Data extract >>
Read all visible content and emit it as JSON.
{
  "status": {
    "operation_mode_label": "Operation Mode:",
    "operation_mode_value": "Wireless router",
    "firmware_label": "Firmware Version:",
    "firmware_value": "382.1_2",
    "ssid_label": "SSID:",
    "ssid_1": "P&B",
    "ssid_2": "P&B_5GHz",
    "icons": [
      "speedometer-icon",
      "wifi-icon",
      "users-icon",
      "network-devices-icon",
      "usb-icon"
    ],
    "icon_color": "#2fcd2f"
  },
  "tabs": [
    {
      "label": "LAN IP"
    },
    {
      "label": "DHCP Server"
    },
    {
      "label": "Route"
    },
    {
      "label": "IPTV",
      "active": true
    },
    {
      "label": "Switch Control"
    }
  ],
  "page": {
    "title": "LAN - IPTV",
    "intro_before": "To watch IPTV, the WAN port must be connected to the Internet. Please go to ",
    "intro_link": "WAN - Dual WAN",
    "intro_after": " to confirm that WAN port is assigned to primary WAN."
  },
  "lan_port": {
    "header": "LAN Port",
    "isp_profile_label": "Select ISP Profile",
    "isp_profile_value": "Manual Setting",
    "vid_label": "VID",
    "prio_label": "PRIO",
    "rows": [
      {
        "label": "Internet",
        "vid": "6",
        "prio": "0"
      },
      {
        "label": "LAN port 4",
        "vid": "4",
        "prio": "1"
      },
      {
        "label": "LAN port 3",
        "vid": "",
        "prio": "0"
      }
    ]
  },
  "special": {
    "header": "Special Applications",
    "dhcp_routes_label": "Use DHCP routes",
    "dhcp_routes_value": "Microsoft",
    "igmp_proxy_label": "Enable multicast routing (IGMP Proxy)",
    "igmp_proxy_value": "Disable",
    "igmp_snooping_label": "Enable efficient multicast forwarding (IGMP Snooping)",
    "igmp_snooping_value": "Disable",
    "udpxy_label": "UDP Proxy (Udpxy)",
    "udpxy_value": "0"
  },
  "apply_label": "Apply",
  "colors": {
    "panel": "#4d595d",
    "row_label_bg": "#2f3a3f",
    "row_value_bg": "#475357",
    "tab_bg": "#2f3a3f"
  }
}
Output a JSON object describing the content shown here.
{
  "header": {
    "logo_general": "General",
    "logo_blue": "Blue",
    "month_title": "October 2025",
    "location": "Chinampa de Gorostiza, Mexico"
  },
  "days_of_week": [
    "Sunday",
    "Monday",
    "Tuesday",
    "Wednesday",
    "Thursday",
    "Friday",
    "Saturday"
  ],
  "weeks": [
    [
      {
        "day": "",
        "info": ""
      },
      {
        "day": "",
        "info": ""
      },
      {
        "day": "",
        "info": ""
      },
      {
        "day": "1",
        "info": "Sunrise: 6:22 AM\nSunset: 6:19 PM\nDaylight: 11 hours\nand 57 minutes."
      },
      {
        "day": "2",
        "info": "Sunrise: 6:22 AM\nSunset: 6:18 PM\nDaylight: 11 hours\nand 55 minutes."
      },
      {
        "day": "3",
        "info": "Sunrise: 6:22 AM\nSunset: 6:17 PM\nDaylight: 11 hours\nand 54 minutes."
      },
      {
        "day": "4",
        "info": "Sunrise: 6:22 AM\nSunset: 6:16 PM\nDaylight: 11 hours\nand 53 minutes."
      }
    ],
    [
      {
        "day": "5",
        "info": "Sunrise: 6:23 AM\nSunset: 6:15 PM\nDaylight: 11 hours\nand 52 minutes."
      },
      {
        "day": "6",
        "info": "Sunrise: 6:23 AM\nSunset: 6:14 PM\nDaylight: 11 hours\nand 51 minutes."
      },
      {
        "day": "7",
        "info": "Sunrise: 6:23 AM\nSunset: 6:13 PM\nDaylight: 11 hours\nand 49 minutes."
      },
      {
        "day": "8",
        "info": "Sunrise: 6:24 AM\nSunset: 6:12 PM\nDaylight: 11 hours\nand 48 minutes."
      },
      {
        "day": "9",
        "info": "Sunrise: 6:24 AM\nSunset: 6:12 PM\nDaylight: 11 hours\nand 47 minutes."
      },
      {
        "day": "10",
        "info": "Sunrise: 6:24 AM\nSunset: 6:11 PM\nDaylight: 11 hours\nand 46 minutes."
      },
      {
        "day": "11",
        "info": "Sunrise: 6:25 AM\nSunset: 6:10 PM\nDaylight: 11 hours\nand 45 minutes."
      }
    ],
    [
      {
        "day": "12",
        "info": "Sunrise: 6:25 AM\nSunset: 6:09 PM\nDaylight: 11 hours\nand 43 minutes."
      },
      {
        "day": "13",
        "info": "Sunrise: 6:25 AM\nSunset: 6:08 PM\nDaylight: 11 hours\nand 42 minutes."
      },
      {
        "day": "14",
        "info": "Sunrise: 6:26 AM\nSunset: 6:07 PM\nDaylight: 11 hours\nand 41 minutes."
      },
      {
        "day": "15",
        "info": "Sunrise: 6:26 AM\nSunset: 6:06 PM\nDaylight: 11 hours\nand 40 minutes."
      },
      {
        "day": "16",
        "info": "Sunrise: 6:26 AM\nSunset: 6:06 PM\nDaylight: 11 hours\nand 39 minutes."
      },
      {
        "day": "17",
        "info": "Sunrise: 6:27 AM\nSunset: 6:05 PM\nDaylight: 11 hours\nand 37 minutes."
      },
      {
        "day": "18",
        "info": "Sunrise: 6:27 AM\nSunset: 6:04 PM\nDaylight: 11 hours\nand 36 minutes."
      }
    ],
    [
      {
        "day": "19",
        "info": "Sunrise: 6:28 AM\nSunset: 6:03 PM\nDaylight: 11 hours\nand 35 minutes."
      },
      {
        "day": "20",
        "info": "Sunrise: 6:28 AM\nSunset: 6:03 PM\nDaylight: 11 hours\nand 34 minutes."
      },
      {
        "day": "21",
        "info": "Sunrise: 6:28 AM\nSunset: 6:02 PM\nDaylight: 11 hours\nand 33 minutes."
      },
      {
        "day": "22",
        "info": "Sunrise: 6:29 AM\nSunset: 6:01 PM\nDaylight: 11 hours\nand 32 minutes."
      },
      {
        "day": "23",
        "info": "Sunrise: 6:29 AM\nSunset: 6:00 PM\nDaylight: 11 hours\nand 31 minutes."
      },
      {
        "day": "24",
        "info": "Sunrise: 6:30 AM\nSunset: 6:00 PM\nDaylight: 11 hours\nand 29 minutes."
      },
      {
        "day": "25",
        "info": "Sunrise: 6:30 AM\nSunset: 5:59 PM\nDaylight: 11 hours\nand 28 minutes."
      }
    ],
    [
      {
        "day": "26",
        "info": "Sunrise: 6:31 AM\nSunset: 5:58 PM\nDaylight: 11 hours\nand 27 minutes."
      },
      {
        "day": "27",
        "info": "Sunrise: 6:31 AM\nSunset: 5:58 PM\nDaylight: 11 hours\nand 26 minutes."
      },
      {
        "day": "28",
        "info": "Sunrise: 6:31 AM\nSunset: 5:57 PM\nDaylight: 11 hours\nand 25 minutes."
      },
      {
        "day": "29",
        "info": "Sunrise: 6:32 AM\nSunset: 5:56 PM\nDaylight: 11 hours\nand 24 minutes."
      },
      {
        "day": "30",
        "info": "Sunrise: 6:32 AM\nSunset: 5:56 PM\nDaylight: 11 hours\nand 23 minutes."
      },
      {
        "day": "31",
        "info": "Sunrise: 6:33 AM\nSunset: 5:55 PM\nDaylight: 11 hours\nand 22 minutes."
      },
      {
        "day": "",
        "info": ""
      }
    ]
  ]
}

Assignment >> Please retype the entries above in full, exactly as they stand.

Reply >>
Read all visible content and emit it as JSON.
{
  "status": {
    "operation_mode_label": "Operation Mode:",
    "operation_mode_value": "Wireless router",
    "firmware_label": "Firmware Version:",
    "firmware_value": "382.1_2",
    "ssid_label": "SSID:",
    "ssid_1": "P&B",
    "ssid_2": "P&B_5GHz",
    "icons": [
      "speedometer-icon",
      "wifi-icon",
      "users-icon",
      "network-devices-icon",
      "usb-icon"
    ],
    "icon_color": "#2fcd2f"
  },
  "tabs": [
    {
      "label": "LAN IP"
    },
    {
      "label": "DHCP Server"
    },
    {
      "label": "Route"
    },
    {
      "label": "IPTV",
      "active": true
    },
    {
      "label": "Switch Control"
    }
  ],
  "page": {
    "title": "LAN - IPTV",
    "intro_before": "To watch IPTV, the WAN port must be connected to the Internet. Please go to ",
    "intro_link": "WAN - Dual WAN",
    "intro_after": " to confirm that WAN port is assigned to primary WAN."
  },
  "lan_port": {
    "header": "LAN Port",
    "isp_profile_label": "Select ISP Profile",
    "isp_profile_value": "Manual Setting",
    "vid_label": "VID",
    "prio_label": "PRIO",
    "rows": [
      {
        "label": "Internet",
        "vid": "6",
        "prio": "0"
      },
      {
        "label": "LAN port 4",
        "vid": "4",
        "prio": "1"
      },
      {
        "label": "LAN port 3",
        "vid": "",
        "prio": "0"
      }
    ]
  },
  "special": {
    "header": "Special Applications",
    "dhcp_routes_label": "Use DHCP routes",
    "dhcp_routes_value": "Microsoft",
    "igmp_proxy_label": "Enable multicast routing (IGMP Proxy)",
    "igmp_proxy_value": "Disable",
    "igmp_snooping_label": "Enable efficient multicast forwarding (IGMP Snooping)",
    "igmp_snooping_value": "Disable",
    "udpxy_label": "UDP Proxy (Udpxy)",
    "udpxy_value": "0"
  },
  "apply_label": "Apply",
  "colors": {
    "panel": "#4d595d",
    "row_label_bg": "#2f3a3f",
    "row_value_bg": "#475357",
    "tab_bg": "#2f3a3f"
  }
}
Output a JSON object describing the content shown here.
{
  "header": {
    "logo_general": "General",
    "logo_blue": "Blue",
    "month_title": "October 2025",
    "location": "Chinampa de Gorostiza, Mexico"
  },
  "days_of_week": [
    "Sunday",
    "Monday",
    "Tuesday",
    "Wednesday",
    "Thursday",
    "Friday",
    "Saturday"
  ],
  "weeks": [
    [
      {
        "day": "",
        "info": ""
      },
      {
        "day": "",
        "info": ""
      },
      {
        "day": "",
        "info": ""
      },
      {
        "day": "1",
        "info": "Sunrise: 6:22 AM\nSunset: 6:19 PM\nDaylight: 11 hours\nand 57 minutes."
      },
      {
        "day": "2",
        "info": "Sunrise: 6:22 AM\nSunset: 6:18 PM\nDaylight: 11 hours\nand 55 minutes."
      },
      {
        "day": "3",
        "info": "Sunrise: 6:22 AM\nSunset: 6:17 PM\nDaylight: 11 hours\nand 54 minutes."
      },
      {
        "day": "4",
        "info": "Sunrise: 6:22 AM\nSunset: 6:16 PM\nDaylight: 11 hours\nand 53 minutes."
      }
    ],
    [
      {
        "day": "5",
        "info": "Sunrise: 6:23 AM\nSunset: 6:15 PM\nDaylight: 11 hours\nand 52 minutes."
      },
      {
        "day": "6",
        "info": "Sunrise: 6:23 AM\nSunset: 6:14 PM\nDaylight: 11 hours\nand 51 minutes."
      },
      {
        "day": "7",
        "info": "Sunrise: 6:23 AM\nSunset: 6:13 PM\nDaylight: 11 hours\nand 49 minutes."
      },
      {
        "day": "8",
        "info": "Sunrise: 6:24 AM\nSunset: 6:12 PM\nDaylight: 11 hours\nand 48 minutes."
      },
      {
        "day": "9",
        "info": "Sunrise: 6:24 AM\nSunset: 6:12 PM\nDaylight: 11 hours\nand 47 minutes."
      },
      {
        "day": "10",
        "info": "Sunrise: 6:24 AM\nSunset: 6:11 PM\nDaylight: 11 hours\nand 46 minutes."
      },
      {
        "day": "11",
        "info": "Sunrise: 6:25 AM\nSunset: 6:10 PM\nDaylight: 11 hours\nand 45 minutes."
      }
    ],
    [
      {
        "day": "12",
        "info": "Sunrise: 6:25 AM\nSunset: 6:09 PM\nDaylight: 11 hours\nand 43 minutes."
      },
      {
        "day": "13",
        "info": "Sunrise: 6:25 AM\nSunset: 6:08 PM\nDaylight: 11 hours\nand 42 minutes."
      },
      {
        "day": "14",
        "info": "Sunrise: 6:26 AM\nSunset: 6:07 PM\nDaylight: 11 hours\nand 41 minutes."
      },
      {
        "day": "15",
        "info": "Sunrise: 6:26 AM\nSunset: 6:06 PM\nDaylight: 11 hours\nand 40 minutes."
      },
      {
        "day": "16",
        "info": "Sunrise: 6:26 AM\nSunset: 6:06 PM\nDaylight: 11 hours\nand 39 minutes."
      },
      {
        "day": "17",
        "info": "Sunrise: 6:27 AM\nSunset: 6:05 PM\nDaylight: 11 hours\nand 37 minutes."
      },
      {
        "day": "18",
        "info": "Sunrise: 6:27 AM\nSunset: 6:04 PM\nDaylight: 11 hours\nand 36 minutes."
      }
    ],
    [
      {
        "day": "19",
        "info": "Sunrise: 6:28 AM\nSunset: 6:03 PM\nDaylight: 11 hours\nand 35 minutes."
      },
      {
        "day": "20",
        "info": "Sunrise: 6:28 AM\nSunset: 6:03 PM\nDaylight: 11 hours\nand 34 minutes."
      },
      {
        "day": "21",
        "info": "Sunrise: 6:28 AM\nSunset: 6:02 PM\nDaylight: 11 hours\nand 33 minutes."
      },
      {
        "day": "22",
        "info": "Sunrise: 6:29 AM\nSunset: 6:01 PM\nDaylight: 11 hours\nand 32 minutes."
      },
      {
        "day": "23",
        "info": "Sunrise: 6:29 AM\nSunset: 6:00 PM\nDaylight: 11 hours\nand 31 minutes."
      },
      {
        "day": "24",
        "info": "Sunrise: 6:30 AM\nSunset: 6:00 PM\nDaylight: 11 hours\nand 29 minutes."
      },
      {
        "day": "25",
        "info": "Sunrise: 6:30 AM\nSunset: 5:59 PM\nDaylight: 11 hours\nand 28 minutes."
      }
    ],
    [
      {
        "day": "26",
        "info": "Sunrise: 6:31 AM\nSunset: 5:58 PM\nDaylight: 11 hours\nand 27 minutes."
      },
      {
        "day": "27",
        "info": "Sunrise: 6:31 AM\nSunset: 5:58 PM\nDaylight: 11 hours\nand 26 minutes."
      },
      {
        "day": "28",
        "info": "Sunrise: 6:31 AM\nSunset: 5:57 PM\nDaylight: 11 hours\nand 25 minutes."
      },
      {
        "day": "29",
        "info": "Sunrise: 6:32 AM\nSunset: 5:56 PM\nDaylight: 11 hours\nand 24 minutes."
      },
      {
        "day": "30",
        "info": "Sunrise: 6:32 AM\nSunset: 5:56 PM\nDaylight: 11 hours\nand 23 minutes."
      },
      {
        "day": "31",
        "info": "Sunrise: 6:33 AM\nSunset: 5:55 PM\nDaylight: 11 hours\nand 22 minutes."
      },
      {
        "day": "",
        "info": ""
      }
    ]
  ]
}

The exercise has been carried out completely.